Assignment:
The records that follow must be repeated exactly, minus the images.

------------------------

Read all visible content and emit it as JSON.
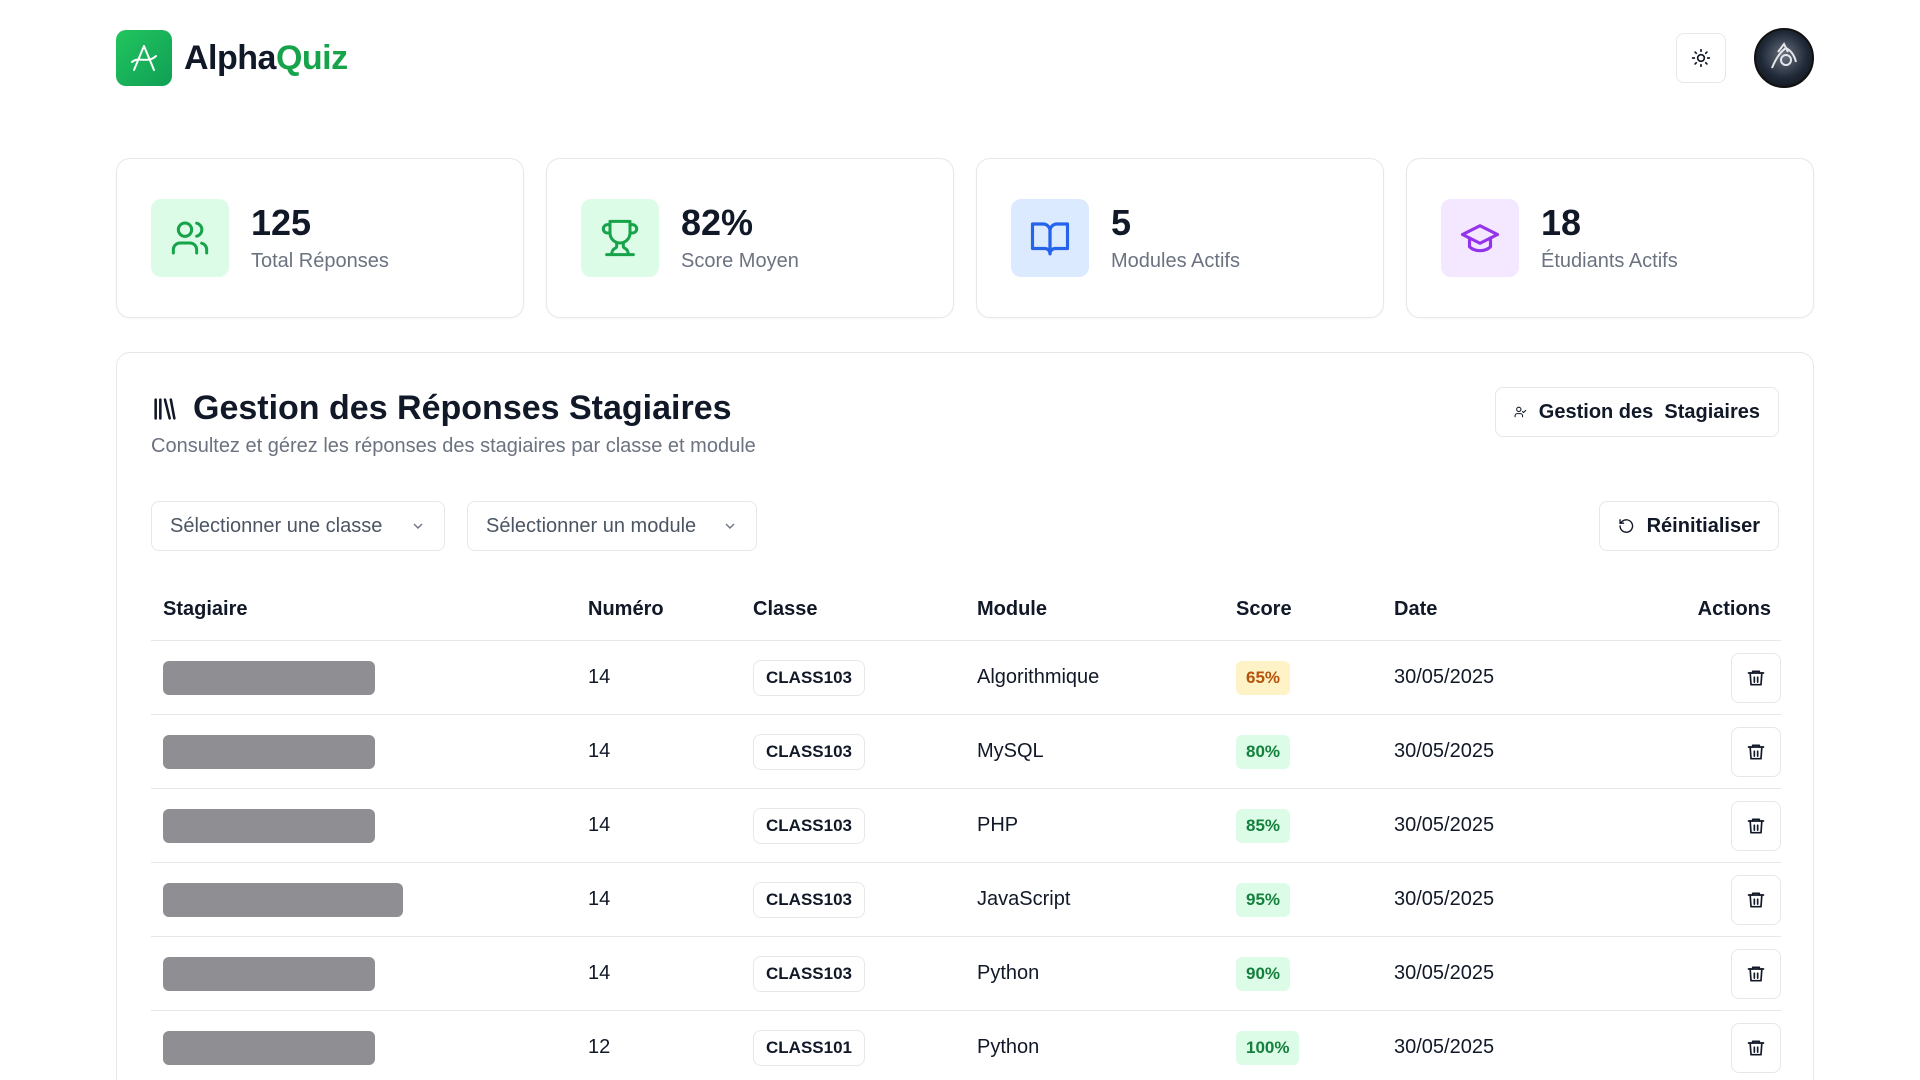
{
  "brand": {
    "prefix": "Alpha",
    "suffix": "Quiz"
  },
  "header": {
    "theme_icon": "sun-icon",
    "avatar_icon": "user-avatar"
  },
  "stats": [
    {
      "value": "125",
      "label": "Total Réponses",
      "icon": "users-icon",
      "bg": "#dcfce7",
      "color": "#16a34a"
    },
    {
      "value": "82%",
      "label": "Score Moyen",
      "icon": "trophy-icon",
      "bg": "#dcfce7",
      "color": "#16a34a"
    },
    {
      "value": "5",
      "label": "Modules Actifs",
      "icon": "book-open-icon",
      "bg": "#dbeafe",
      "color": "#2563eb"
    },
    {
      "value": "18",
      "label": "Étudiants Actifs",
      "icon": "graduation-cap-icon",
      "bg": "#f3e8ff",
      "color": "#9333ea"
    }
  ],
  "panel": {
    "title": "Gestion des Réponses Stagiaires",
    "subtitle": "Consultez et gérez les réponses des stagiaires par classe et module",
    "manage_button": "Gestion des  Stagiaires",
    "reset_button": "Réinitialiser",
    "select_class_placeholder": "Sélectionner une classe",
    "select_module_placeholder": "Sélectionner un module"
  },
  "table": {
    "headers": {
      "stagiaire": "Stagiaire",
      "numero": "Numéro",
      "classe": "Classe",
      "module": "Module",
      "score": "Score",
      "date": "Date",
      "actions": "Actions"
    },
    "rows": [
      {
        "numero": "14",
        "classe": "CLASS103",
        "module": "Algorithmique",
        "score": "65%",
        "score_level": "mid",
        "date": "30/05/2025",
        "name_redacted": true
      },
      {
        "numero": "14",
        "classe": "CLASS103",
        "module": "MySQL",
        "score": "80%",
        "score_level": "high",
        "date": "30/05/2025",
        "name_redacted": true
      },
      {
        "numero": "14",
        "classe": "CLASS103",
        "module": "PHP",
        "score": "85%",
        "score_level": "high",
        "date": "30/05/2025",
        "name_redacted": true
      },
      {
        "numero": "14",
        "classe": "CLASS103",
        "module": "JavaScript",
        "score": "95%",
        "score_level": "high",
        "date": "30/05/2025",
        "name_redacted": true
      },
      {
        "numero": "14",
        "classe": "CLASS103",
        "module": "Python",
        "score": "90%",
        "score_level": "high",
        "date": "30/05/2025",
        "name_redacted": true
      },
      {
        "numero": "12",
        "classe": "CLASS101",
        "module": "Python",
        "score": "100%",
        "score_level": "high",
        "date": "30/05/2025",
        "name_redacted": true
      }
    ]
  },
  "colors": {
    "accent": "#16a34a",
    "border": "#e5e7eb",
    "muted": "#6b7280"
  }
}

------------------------

Exercise output:
Read all visible content and emit it as JSON.
{
  "brand": {
    "prefix": "Alpha",
    "suffix": "Quiz"
  },
  "header": {
    "theme_icon": "sun-icon",
    "avatar_icon": "user-avatar"
  },
  "stats": [
    {
      "value": "125",
      "label": "Total Réponses",
      "icon": "users-icon",
      "bg": "#dcfce7",
      "color": "#16a34a"
    },
    {
      "value": "82%",
      "label": "Score Moyen",
      "icon": "trophy-icon",
      "bg": "#dcfce7",
      "color": "#16a34a"
    },
    {
      "value": "5",
      "label": "Modules Actifs",
      "icon": "book-open-icon",
      "bg": "#dbeafe",
      "color": "#2563eb"
    },
    {
      "value": "18",
      "label": "Étudiants Actifs",
      "icon": "graduation-cap-icon",
      "bg": "#f3e8ff",
      "color": "#9333ea"
    }
  ],
  "panel": {
    "title": "Gestion des Réponses Stagiaires",
    "subtitle": "Consultez et gérez les réponses des stagiaires par classe et module",
    "manage_button": "Gestion des  Stagiaires",
    "reset_button": "Réinitialiser",
    "select_class_placeholder": "Sélectionner une classe",
    "select_module_placeholder": "Sélectionner un module"
  },
  "table": {
    "headers": {
      "stagiaire": "Stagiaire",
      "numero": "Numéro",
      "classe": "Classe",
      "module": "Module",
      "score": "Score",
      "date": "Date",
      "actions": "Actions"
    },
    "rows": [
      {
        "numero": "14",
        "classe": "CLASS103",
        "module": "Algorithmique",
        "score": "65%",
        "score_level": "mid",
        "date": "30/05/2025",
        "name_redacted": true
      },
      {
        "numero": "14",
        "classe": "CLASS103",
        "module": "MySQL",
        "score": "80%",
        "score_level": "high",
        "date": "30/05/2025",
        "name_redacted": true
      },
      {
        "numero": "14",
        "classe": "CLASS103",
        "module": "PHP",
        "score": "85%",
        "score_level": "high",
        "date": "30/05/2025",
        "name_redacted": true
      },
      {
        "numero": "14",
        "classe": "CLASS103",
        "module": "JavaScript",
        "score": "95%",
        "score_level": "high",
        "date": "30/05/2025",
        "name_redacted": true
      },
      {
        "numero": "14",
        "classe": "CLASS103",
        "module": "Python",
        "score": "90%",
        "score_level": "high",
        "date": "30/05/2025",
        "name_redacted": true
      },
      {
        "numero": "12",
        "classe": "CLASS101",
        "module": "Python",
        "score": "100%",
        "score_level": "high",
        "date": "30/05/2025",
        "name_redacted": true
      }
    ]
  },
  "colors": {
    "accent": "#16a34a",
    "border": "#e5e7eb",
    "muted": "#6b7280"
  }
}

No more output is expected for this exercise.